This section of Dog Bite Law discusses special evidence issues which are particular to dog bite cases. Attorneys can obtain convenient, thorough lists of necessary items of evidence, as well as requests for production of evidence, in Dog Bite Lawsuit Forms.
Dog dentition is conventionally represented by a dental formula by quadrants, because dentition is bilaterally symmetrical. Thus, the canid dental formula is incisors 3/3, canines 1/1, premolars 4/4, and molars 2/3. Depending on the function of each tooth, certain types of injuries may be produced:
- The incisors of canids are relatively small, are used for nipping, and will produce small parallel grooves on bone.
- Canines are long and sharp, have small serrations along one of the borders, are used to stab and tear, and produce either punctures or gouges.
- The premolars are small, hooklike teeth, which are used to hold onto prey and will produce striations on bone.
- The molars have small, round (bunodont) cusps and are used for crushing.
- An important specialized structure, the carnassial, is produced by enlarged cusps on the mandibular first molar and the maxillar fourth premolar. These cusps lie across each other to form a scissors, which slices through the food during mastication (Hillson S. Teeth. Cambridge: Cambridge University Press, 1990:39-44).
The canine lower dental arch is narrower and shorter than the upper, and natural gaps exist between the teeth in most breeds, which may be reflected in the bite mark impressions (Clark MA, Sandusky GE, Hawley DA, Pless JE, Fardal PM, Tate LR. Fatal and near-fatal animal bite injuries. J Forensic Sci 1991;36:1256-61).
Although canine teeth are not excessively sharp, pressures >400 lb/in2 can be generated by the viselike action of the jaws of a large dog (Wilberger JE Jr, Pang D. Craniocerebral injuries from dog bite in an infant.
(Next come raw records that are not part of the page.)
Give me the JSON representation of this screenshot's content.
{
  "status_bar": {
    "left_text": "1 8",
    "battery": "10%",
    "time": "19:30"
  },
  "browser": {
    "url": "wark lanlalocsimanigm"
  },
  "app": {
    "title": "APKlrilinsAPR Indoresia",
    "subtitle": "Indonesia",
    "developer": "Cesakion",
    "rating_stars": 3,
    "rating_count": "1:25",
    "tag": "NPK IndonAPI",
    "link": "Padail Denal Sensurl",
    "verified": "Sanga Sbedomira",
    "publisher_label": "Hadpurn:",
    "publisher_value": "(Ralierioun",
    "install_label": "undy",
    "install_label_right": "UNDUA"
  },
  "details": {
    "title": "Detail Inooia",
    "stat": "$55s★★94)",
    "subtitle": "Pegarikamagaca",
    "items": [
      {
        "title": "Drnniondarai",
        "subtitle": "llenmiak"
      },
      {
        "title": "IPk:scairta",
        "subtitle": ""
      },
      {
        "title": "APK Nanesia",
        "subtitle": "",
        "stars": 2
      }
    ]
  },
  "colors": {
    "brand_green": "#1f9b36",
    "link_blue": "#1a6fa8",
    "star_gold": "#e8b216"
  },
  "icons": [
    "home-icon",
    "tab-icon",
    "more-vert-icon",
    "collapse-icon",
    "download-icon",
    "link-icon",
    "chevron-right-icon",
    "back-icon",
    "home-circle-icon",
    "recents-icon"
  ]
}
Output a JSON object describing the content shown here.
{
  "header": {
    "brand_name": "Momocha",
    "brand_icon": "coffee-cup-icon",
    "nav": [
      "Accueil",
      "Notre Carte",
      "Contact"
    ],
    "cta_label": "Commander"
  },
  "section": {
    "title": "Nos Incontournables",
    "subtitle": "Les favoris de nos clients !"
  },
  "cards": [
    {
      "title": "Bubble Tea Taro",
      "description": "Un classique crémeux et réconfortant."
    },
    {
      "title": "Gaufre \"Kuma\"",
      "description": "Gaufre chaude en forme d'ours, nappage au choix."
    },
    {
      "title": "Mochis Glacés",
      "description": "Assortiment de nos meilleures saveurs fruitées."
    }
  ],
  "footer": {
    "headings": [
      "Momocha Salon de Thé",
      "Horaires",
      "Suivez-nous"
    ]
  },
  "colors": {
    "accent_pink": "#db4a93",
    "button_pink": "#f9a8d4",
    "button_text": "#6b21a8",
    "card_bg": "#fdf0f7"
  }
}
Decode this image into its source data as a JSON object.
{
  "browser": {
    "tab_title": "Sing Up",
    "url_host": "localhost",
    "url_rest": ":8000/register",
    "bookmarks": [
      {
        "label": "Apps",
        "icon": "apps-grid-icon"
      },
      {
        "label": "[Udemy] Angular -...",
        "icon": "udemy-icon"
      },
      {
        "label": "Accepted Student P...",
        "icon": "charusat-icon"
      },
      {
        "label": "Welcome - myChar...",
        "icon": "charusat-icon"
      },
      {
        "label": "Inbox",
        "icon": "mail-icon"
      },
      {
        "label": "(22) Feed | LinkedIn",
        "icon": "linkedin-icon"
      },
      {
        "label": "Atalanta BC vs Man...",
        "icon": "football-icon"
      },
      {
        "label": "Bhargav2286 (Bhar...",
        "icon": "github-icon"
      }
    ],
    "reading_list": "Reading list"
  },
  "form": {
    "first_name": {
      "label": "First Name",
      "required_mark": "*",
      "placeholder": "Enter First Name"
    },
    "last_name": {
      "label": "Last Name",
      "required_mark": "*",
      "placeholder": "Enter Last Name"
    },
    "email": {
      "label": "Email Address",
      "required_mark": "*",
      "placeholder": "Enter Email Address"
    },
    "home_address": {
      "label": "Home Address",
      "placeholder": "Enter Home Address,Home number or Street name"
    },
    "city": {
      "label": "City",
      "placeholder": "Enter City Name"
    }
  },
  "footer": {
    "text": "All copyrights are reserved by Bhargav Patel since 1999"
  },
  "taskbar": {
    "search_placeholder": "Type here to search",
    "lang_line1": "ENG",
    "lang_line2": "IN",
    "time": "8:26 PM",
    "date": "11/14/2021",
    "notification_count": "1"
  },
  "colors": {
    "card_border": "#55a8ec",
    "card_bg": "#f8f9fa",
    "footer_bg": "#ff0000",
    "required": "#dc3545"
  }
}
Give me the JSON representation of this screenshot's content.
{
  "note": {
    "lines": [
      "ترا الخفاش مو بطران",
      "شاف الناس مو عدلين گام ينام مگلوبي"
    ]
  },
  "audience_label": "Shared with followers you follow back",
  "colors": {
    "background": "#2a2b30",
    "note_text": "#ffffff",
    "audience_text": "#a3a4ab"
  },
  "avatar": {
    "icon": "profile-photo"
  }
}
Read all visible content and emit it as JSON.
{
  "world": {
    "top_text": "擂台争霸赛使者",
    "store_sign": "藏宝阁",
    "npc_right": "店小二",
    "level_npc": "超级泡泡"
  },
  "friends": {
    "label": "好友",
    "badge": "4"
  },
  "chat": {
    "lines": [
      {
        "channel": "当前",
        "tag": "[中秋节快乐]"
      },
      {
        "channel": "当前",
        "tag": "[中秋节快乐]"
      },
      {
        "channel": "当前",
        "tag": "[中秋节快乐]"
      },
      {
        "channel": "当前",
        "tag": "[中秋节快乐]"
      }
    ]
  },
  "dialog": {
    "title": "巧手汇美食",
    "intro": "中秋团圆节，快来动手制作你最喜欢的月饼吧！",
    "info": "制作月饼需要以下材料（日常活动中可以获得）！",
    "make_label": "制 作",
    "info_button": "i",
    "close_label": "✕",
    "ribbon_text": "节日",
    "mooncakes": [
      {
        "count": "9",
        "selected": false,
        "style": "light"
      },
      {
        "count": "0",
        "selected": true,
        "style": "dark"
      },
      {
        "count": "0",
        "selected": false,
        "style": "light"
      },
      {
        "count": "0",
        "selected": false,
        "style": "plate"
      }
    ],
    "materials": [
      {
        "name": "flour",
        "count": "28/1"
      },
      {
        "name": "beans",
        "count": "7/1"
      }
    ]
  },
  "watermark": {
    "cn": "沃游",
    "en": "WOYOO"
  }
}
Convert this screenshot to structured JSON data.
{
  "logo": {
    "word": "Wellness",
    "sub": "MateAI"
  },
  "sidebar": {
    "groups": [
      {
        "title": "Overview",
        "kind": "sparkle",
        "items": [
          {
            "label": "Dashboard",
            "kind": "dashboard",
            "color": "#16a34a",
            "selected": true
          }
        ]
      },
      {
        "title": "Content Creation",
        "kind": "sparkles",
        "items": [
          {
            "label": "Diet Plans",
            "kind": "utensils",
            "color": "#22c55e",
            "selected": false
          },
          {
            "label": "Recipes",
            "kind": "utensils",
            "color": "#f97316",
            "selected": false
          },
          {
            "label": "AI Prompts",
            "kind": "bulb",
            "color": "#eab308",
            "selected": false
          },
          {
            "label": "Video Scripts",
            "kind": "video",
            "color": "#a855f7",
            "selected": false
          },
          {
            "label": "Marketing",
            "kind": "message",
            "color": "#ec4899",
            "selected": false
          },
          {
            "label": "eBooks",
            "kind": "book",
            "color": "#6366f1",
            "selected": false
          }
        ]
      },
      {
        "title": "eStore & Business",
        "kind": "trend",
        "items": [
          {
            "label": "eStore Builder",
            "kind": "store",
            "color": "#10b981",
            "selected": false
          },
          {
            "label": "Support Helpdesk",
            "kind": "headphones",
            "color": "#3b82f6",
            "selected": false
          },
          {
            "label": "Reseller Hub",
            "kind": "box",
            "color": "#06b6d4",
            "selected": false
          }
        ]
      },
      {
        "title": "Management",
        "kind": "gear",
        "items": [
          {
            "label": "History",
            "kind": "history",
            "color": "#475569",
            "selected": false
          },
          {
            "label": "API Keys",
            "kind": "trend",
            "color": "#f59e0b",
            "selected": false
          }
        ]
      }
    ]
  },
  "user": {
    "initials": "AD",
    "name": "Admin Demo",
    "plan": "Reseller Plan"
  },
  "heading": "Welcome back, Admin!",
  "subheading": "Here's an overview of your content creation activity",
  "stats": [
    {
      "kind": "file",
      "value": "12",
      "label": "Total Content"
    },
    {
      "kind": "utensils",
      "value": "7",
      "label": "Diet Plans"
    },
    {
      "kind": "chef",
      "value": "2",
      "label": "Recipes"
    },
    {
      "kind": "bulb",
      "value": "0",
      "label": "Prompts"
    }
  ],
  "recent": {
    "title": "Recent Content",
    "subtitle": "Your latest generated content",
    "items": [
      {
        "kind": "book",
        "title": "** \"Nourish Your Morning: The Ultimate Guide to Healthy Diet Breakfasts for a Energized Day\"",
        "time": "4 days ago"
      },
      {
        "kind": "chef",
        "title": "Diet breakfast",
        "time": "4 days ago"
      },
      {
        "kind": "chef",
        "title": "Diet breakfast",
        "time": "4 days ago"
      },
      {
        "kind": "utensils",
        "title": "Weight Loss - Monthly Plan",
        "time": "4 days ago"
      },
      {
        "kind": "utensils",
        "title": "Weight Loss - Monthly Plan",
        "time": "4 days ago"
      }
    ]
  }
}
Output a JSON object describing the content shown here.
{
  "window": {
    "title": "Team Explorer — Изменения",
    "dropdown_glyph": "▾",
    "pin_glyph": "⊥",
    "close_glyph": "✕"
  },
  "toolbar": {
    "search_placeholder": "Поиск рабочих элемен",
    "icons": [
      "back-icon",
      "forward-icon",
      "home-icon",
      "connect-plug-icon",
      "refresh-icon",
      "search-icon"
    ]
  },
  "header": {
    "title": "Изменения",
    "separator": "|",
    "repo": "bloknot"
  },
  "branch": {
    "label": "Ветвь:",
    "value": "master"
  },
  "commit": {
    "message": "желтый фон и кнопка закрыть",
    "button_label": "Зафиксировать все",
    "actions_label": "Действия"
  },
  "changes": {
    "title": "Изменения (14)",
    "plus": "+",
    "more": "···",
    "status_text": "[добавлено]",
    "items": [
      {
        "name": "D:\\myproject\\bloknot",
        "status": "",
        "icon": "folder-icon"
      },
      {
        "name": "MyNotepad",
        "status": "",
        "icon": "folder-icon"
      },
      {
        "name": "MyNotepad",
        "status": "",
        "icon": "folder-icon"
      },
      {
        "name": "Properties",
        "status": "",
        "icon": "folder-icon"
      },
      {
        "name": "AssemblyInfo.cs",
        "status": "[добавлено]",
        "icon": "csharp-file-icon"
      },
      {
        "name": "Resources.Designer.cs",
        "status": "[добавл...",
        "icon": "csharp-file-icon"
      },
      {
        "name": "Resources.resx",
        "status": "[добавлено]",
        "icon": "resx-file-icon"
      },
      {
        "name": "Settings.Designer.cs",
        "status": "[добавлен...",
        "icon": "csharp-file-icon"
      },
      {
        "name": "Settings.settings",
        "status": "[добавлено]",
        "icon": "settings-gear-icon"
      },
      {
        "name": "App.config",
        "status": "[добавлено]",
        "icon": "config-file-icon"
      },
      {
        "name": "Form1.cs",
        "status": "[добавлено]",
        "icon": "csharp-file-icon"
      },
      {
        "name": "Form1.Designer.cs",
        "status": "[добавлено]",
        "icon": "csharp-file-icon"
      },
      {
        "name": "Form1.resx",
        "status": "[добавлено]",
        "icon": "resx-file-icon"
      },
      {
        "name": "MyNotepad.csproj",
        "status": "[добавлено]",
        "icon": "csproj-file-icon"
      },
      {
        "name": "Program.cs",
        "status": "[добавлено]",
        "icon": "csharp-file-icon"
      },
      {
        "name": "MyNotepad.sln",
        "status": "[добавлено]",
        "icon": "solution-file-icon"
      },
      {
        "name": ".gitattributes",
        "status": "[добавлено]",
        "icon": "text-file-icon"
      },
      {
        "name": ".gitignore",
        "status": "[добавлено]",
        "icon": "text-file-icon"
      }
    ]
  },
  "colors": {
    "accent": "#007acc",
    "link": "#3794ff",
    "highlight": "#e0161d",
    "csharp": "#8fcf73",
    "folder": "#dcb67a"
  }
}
Neurosurgery 1981;9:426-8,16; Wilberger JE, Pang D. Craniocerebral injuries from dog bites. JAMA 1983;249:2685-8). When the victim is an infant, the powerful jaws of a large dog characteristically produce bilateral or multiple depressed fractures of an infant's skull, which is relatively thin and incompletely mineralized, as well as small circular defects seen on radiographs produced by canine teeth perforations (Steinbock P, Flodmark O, Scheifele DW. Pediatr Neurosci 1985-86; 12:96-100; Pinckney LE, Kennedy LA. Fractures of the infant skull caused by animal bites. AJR 1980;135:179-80).
As a rule, dogs do not completely chew their food (Clark MA, Sandusky GE, Hawley DA, Pless JE, Fardal PM, Tate LR. Fatal and near-fatal animal bite injuries. J Forensic Sci 1991;36:1256-61). The constellation of injuries produced by a dog will depend on the specific circumstances of the dog's feeding behavior. Canids are both hunters and scavengers. Angry dogs move their heads as they bite, which tears the tissue and makes it more difficult to evaluate (Glass RT, Jordan FB, Andrews EE. Multiple animal bite wounds: a case report. J Forensic Sci 1975;20:305-14). In addition, dogs' teeth, other than molars, produce tears in clothing, rather than cuts (Bryson J. Evil angels. New York: Summit Books, 1985). The shearing action of molars can sever fibers and crush their ends, making it difficult to identify tooth marks (Id.). The fatal attack is characterized by repetitive, uninhibited biting, and the dog is relatively unresponsive to attempts to terminate the attack (Wright JC. Severe attacks by dogs: characteristics of the dogs, the victims, and the attack settings. Public Health Rep 1985;100:55-61).